▸ WORK INSTRUCTION:
All of the entries below are to be copied word for word.
= Beginning of Section =
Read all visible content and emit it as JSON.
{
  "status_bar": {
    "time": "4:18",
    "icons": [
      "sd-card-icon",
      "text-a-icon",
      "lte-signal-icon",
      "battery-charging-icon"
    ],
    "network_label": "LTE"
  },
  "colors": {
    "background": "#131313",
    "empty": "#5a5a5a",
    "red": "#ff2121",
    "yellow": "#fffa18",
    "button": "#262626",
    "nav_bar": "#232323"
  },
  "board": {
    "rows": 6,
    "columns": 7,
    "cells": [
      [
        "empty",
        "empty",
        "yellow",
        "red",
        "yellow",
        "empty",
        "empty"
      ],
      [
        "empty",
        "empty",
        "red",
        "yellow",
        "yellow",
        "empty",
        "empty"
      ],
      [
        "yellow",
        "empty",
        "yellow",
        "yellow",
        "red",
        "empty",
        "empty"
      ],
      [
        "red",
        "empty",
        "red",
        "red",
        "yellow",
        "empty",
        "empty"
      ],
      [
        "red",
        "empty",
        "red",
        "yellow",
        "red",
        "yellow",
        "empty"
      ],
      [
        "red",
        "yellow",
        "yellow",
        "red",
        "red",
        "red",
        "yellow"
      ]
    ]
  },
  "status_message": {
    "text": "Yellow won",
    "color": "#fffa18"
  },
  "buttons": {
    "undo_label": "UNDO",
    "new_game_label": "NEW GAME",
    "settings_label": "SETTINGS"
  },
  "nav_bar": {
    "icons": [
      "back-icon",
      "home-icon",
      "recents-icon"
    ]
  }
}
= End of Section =
▸ RESPONSE AREA:
Read all visible content and emit it as JSON.
{
  "status_bar": {
    "time": "4:18",
    "icons": [
      "sd-card-icon",
      "text-a-icon",
      "lte-signal-icon",
      "battery-charging-icon"
    ],
    "network_label": "LTE"
  },
  "colors": {
    "background": "#131313",
    "empty": "#5a5a5a",
    "red": "#ff2121",
    "yellow": "#fffa18",
    "button": "#262626",
    "nav_bar": "#232323"
  },
  "board": {
    "rows": 6,
    "columns": 7,
    "cells": [
      [
        "empty",
        "empty",
        "yellow",
        "red",
        "yellow",
        "empty",
        "empty"
      ],
      [
        "empty",
        "empty",
        "red",
        "yellow",
        "yellow",
        "empty",
        "empty"
      ],
      [
        "yellow",
        "empty",
        "yellow",
        "yellow",
        "red",
        "empty",
        "empty"
      ],
      [
        "red",
        "empty",
        "red",
        "red",
        "yellow",
        "empty",
        "empty"
      ],
      [
        "red",
        "empty",
        "red",
        "yellow",
        "red",
        "yellow",
        "empty"
      ],
      [
        "red",
        "yellow",
        "yellow",
        "red",
        "red",
        "red",
        "yellow"
      ]
    ]
  },
  "status_message": {
    "text": "Yellow won",
    "color": "#fffa18"
  },
  "buttons": {
    "undo_label": "UNDO",
    "new_game_label": "NEW GAME",
    "settings_label": "SETTINGS"
  },
  "nav_bar": {
    "icons": [
      "back-icon",
      "home-icon",
      "recents-icon"
    ]
  }
}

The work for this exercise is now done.